▸ **Items from a data source**

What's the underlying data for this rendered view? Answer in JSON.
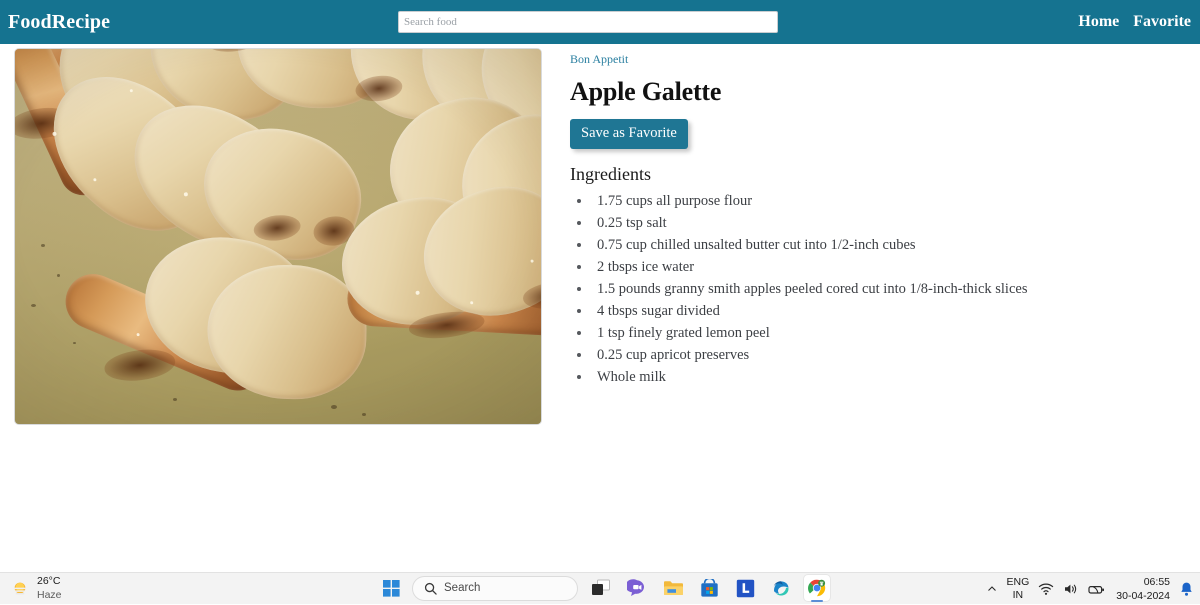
{
  "navbar": {
    "brand": "FoodRecipe",
    "search": {
      "placeholder": "Search food",
      "value": ""
    },
    "links": [
      {
        "label": "Home",
        "name": "nav-link-home"
      },
      {
        "label": "Favorite",
        "name": "nav-link-favorite"
      }
    ],
    "accent_color": "#157390"
  },
  "recipe": {
    "source_label": "Bon Appetit",
    "title": "Apple Galette",
    "favorite_button": "Save as Favorite",
    "ingredients_heading": "Ingredients",
    "ingredients": [
      "1.75 cups all purpose flour",
      "0.25 tsp salt",
      "0.75 cup chilled unsalted butter cut into 1/2-inch cubes",
      "2 tbsps ice water",
      "1.5 pounds granny smith apples peeled cored cut into 1/8-inch-thick slices",
      "4 tbsps sugar divided",
      "1 tsp finely grated lemon peel",
      "0.25 cup apricot preserves",
      "Whole milk"
    ],
    "image_alt": "Apple galette sliced into wedges on parchment",
    "link_color": "#2a7fa0",
    "button_color": "#1f7694"
  },
  "taskbar": {
    "weather": {
      "temperature": "26°C",
      "condition": "Haze",
      "icon": "sun-haze-icon"
    },
    "start": {
      "icon": "windows-start-icon"
    },
    "search": {
      "label": "Search",
      "icon": "search-icon"
    },
    "apps": [
      {
        "name": "task-view-icon",
        "label": "Task View"
      },
      {
        "name": "chat-icon",
        "label": "Chat"
      },
      {
        "name": "file-explorer-icon",
        "label": "File Explorer"
      },
      {
        "name": "microsoft-store-icon",
        "label": "Microsoft Store"
      },
      {
        "name": "lambdatest-icon",
        "label": "L"
      },
      {
        "name": "edge-icon",
        "label": "Microsoft Edge"
      },
      {
        "name": "chrome-icon",
        "label": "Google Chrome"
      }
    ],
    "tray": {
      "chevron": "chevron-up-icon",
      "language_primary": "ENG",
      "language_secondary": "IN",
      "wifi": "wifi-icon",
      "volume": "volume-icon",
      "battery": "battery-icon",
      "time": "06:55",
      "date": "30-04-2024",
      "notification": "bell-icon"
    }
  }
}
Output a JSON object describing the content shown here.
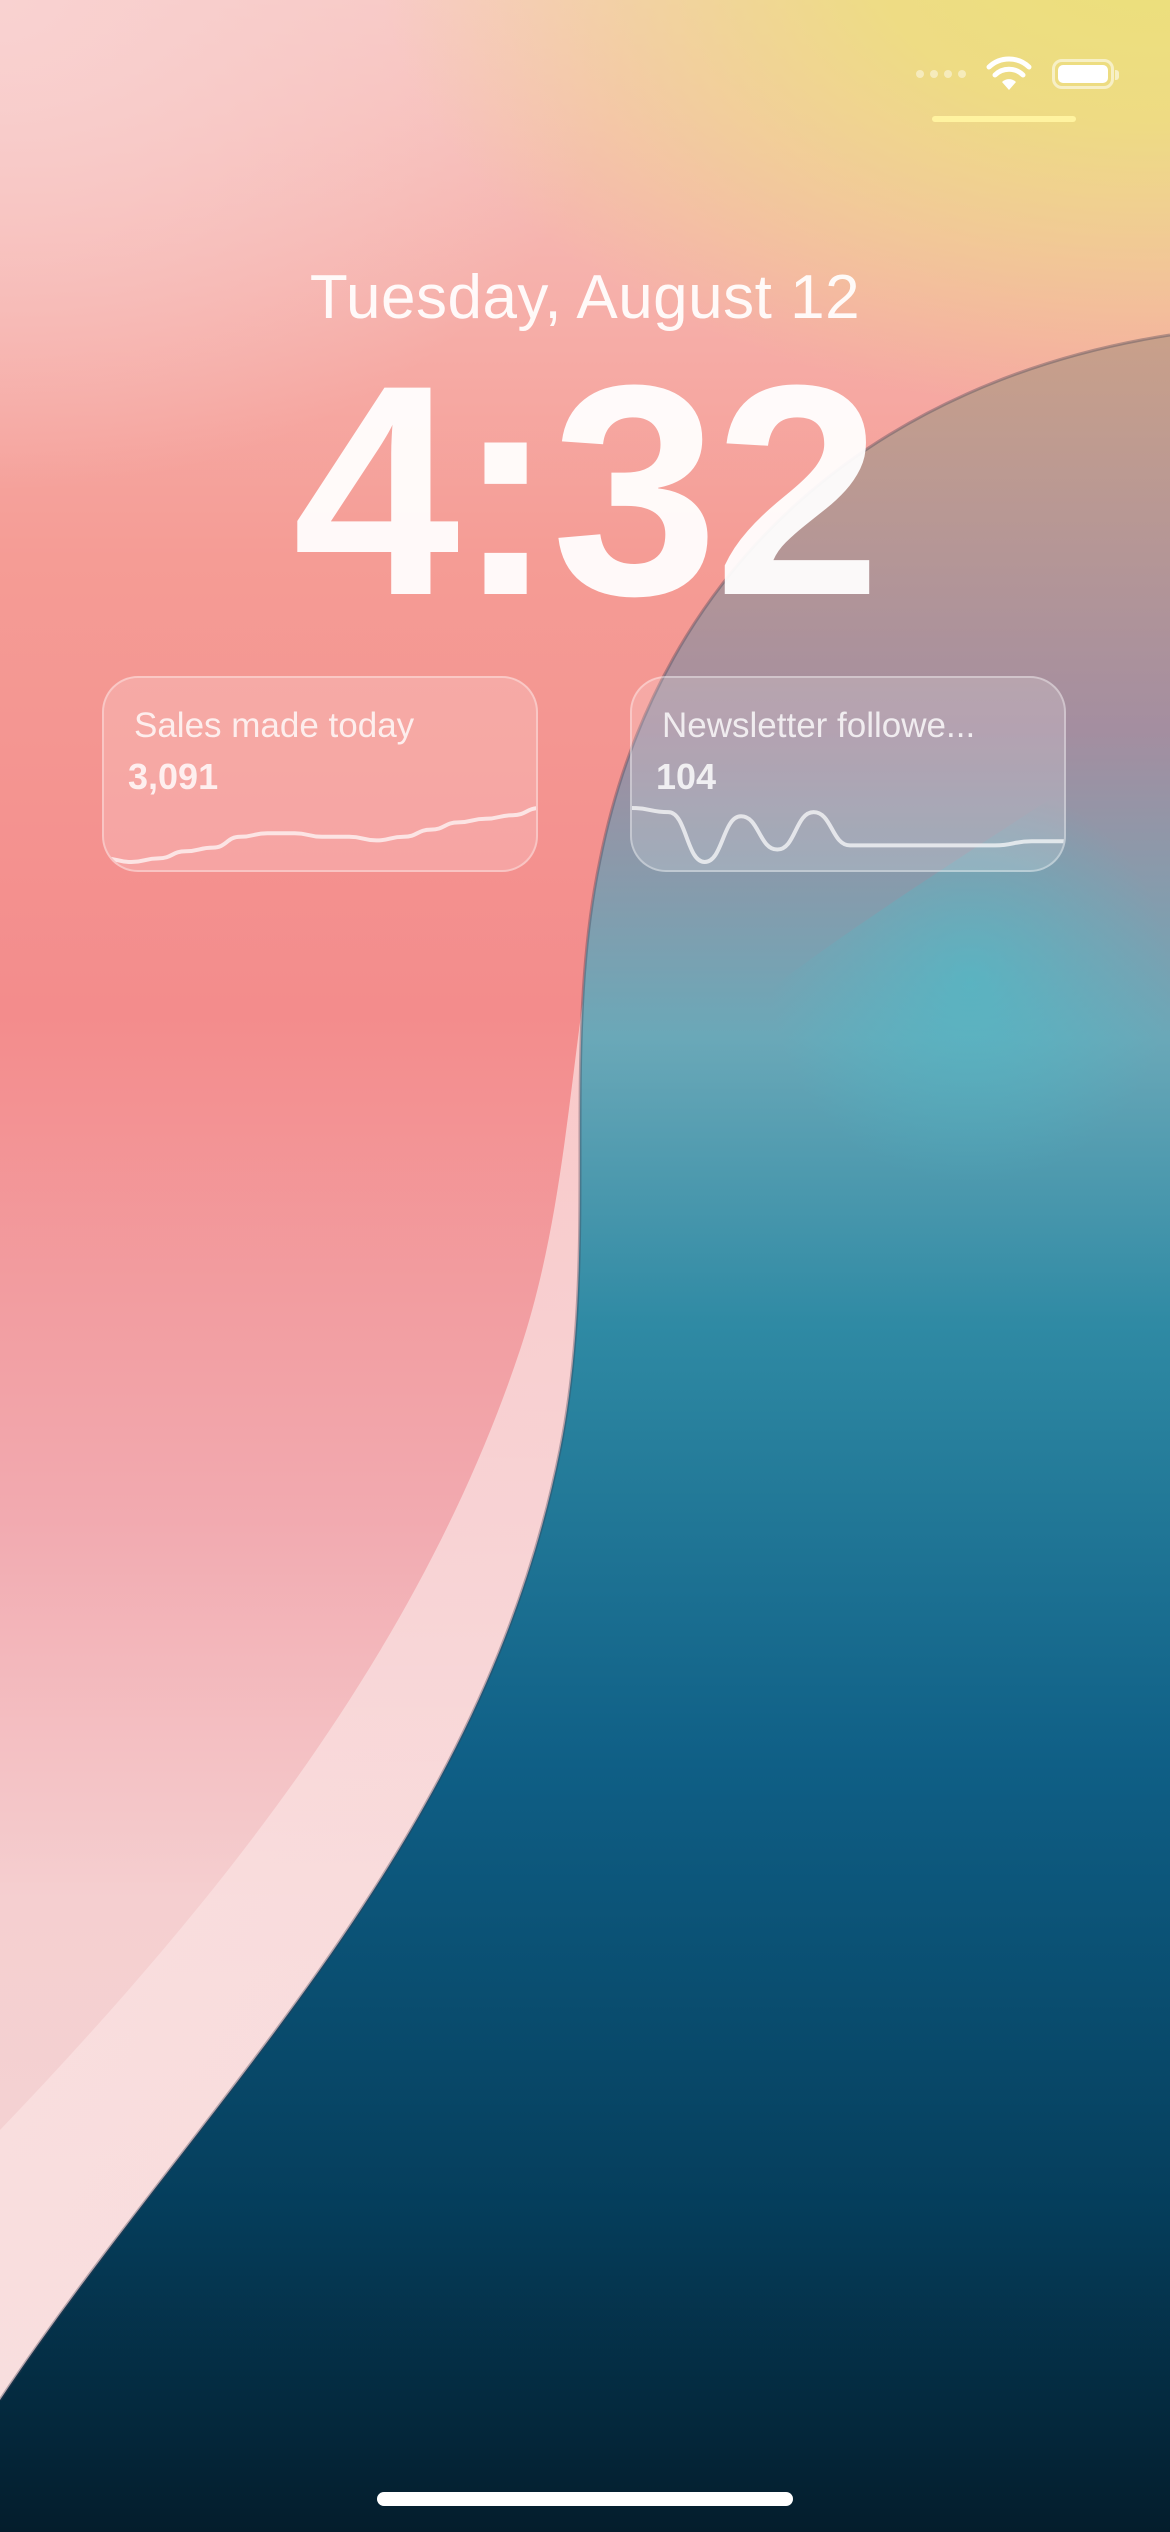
{
  "status_bar": {
    "wifi_icon": "wifi-icon",
    "battery_icon": "battery-icon",
    "battery_level": 1.0
  },
  "lock_screen": {
    "date": "Tuesday, August 12",
    "time": "4:32"
  },
  "widgets": [
    {
      "title": "Sales made today",
      "value": "3,091",
      "sparkline": [
        2,
        1,
        2,
        4,
        5,
        8,
        9,
        9,
        8,
        8,
        7,
        8,
        10,
        12,
        13,
        14,
        16
      ]
    },
    {
      "title": "Newsletter followe...",
      "value": "104",
      "sparkline": [
        16,
        15,
        3,
        14,
        6,
        15,
        7,
        7,
        7,
        7,
        7,
        8,
        8
      ]
    }
  ],
  "colors": {
    "status_underline": "#fff3a0",
    "sparkline": "#ffffff"
  }
}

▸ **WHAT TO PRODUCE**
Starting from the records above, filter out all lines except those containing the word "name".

▸ **RESPONSE TO THIS TASK**
        "name": "nav-link-home"
        "name": "nav-link-favorite"
        "name": "task-view-icon",
        "name": "chat-icon",
        "name": "file-explorer-icon",
        "name": "microsoft-store-icon",
        "name": "lambdatest-icon",
        "name": "edge-icon",
        "name": "chrome-icon",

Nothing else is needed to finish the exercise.